Every entry must be repeated exactly in the answer.

→ Records from a data collection
————————

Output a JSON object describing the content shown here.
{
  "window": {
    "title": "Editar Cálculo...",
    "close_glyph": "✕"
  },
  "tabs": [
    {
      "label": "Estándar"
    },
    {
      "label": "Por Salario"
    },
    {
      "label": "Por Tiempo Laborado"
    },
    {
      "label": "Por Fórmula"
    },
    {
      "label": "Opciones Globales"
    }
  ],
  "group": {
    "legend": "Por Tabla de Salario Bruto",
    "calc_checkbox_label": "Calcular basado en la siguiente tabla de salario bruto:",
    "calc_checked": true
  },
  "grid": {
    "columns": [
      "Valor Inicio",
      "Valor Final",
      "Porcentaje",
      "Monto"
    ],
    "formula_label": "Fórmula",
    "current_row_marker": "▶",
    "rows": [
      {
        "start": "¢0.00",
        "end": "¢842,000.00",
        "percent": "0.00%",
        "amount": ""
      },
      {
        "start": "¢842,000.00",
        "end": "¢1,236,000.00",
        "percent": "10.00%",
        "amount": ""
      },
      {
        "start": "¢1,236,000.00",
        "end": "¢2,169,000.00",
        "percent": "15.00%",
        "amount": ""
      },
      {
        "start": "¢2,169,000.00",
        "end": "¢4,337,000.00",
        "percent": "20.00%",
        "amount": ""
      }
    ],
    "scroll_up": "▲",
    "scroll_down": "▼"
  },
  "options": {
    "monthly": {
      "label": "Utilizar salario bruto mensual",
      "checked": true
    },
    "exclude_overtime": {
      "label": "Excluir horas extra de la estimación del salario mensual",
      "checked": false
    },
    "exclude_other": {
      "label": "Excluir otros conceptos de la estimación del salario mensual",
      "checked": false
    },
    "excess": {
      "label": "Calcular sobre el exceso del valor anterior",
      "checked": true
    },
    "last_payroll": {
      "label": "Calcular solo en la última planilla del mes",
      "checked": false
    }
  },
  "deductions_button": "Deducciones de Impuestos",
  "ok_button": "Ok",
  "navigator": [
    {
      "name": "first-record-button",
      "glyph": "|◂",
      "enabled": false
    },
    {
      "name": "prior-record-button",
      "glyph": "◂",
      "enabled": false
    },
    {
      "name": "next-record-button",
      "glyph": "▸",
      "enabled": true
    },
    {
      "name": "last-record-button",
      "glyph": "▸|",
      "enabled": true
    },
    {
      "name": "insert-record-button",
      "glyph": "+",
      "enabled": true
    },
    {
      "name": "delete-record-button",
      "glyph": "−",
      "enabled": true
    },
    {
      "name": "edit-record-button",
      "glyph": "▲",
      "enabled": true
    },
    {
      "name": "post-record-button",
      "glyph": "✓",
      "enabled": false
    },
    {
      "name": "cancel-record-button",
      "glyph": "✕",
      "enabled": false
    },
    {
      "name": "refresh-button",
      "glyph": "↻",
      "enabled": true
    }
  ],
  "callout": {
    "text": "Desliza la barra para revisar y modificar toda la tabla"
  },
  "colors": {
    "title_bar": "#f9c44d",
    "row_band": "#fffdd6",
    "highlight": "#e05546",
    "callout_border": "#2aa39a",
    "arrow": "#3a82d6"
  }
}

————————

→ Exercise solution
Output a JSON object describing the content shown here.
{
  "window": {
    "title": "Editar Cálculo...",
    "close_glyph": "✕"
  },
  "tabs": [
    {
      "label": "Estándar"
    },
    {
      "label": "Por Salario"
    },
    {
      "label": "Por Tiempo Laborado"
    },
    {
      "label": "Por Fórmula"
    },
    {
      "label": "Opciones Globales"
    }
  ],
  "group": {
    "legend": "Por Tabla de Salario Bruto",
    "calc_checkbox_label": "Calcular basado en la siguiente tabla de salario bruto:",
    "calc_checked": true
  },
  "grid": {
    "columns": [
      "Valor Inicio",
      "Valor Final",
      "Porcentaje",
      "Monto"
    ],
    "formula_label": "Fórmula",
    "current_row_marker": "▶",
    "rows": [
      {
        "start": "¢0.00",
        "end": "¢842,000.00",
        "percent": "0.00%",
        "amount": ""
      },
      {
        "start": "¢842,000.00",
        "end": "¢1,236,000.00",
        "percent": "10.00%",
        "amount": ""
      },
      {
        "start": "¢1,236,000.00",
        "end": "¢2,169,000.00",
        "percent": "15.00%",
        "amount": ""
      },
      {
        "start": "¢2,169,000.00",
        "end": "¢4,337,000.00",
        "percent": "20.00%",
        "amount": ""
      }
    ],
    "scroll_up": "▲",
    "scroll_down": "▼"
  },
  "options": {
    "monthly": {
      "label": "Utilizar salario bruto mensual",
      "checked": true
    },
    "exclude_overtime": {
      "label": "Excluir horas extra de la estimación del salario mensual",
      "checked": false
    },
    "exclude_other": {
      "label": "Excluir otros conceptos de la estimación del salario mensual",
      "checked": false
    },
    "excess": {
      "label": "Calcular sobre el exceso del valor anterior",
      "checked": true
    },
    "last_payroll": {
      "label": "Calcular solo en la última planilla del mes",
      "checked": false
    }
  },
  "deductions_button": "Deducciones de Impuestos",
  "ok_button": "Ok",
  "navigator": [
    {
      "name": "first-record-button",
      "glyph": "|◂",
      "enabled": false
    },
    {
      "name": "prior-record-button",
      "glyph": "◂",
      "enabled": false
    },
    {
      "name": "next-record-button",
      "glyph": "▸",
      "enabled": true
    },
    {
      "name": "last-record-button",
      "glyph": "▸|",
      "enabled": true
    },
    {
      "name": "insert-record-button",
      "glyph": "+",
      "enabled": true
    },
    {
      "name": "delete-record-button",
      "glyph": "−",
      "enabled": true
    },
    {
      "name": "edit-record-button",
      "glyph": "▲",
      "enabled": true
    },
    {
      "name": "post-record-button",
      "glyph": "✓",
      "enabled": false
    },
    {
      "name": "cancel-record-button",
      "glyph": "✕",
      "enabled": false
    },
    {
      "name": "refresh-button",
      "glyph": "↻",
      "enabled": true
    }
  ],
  "callout": {
    "text": "Desliza la barra para revisar y modificar toda la tabla"
  },
  "colors": {
    "title_bar": "#f9c44d",
    "row_band": "#fffdd6",
    "highlight": "#e05546",
    "callout_border": "#2aa39a",
    "arrow": "#3a82d6"
  }
}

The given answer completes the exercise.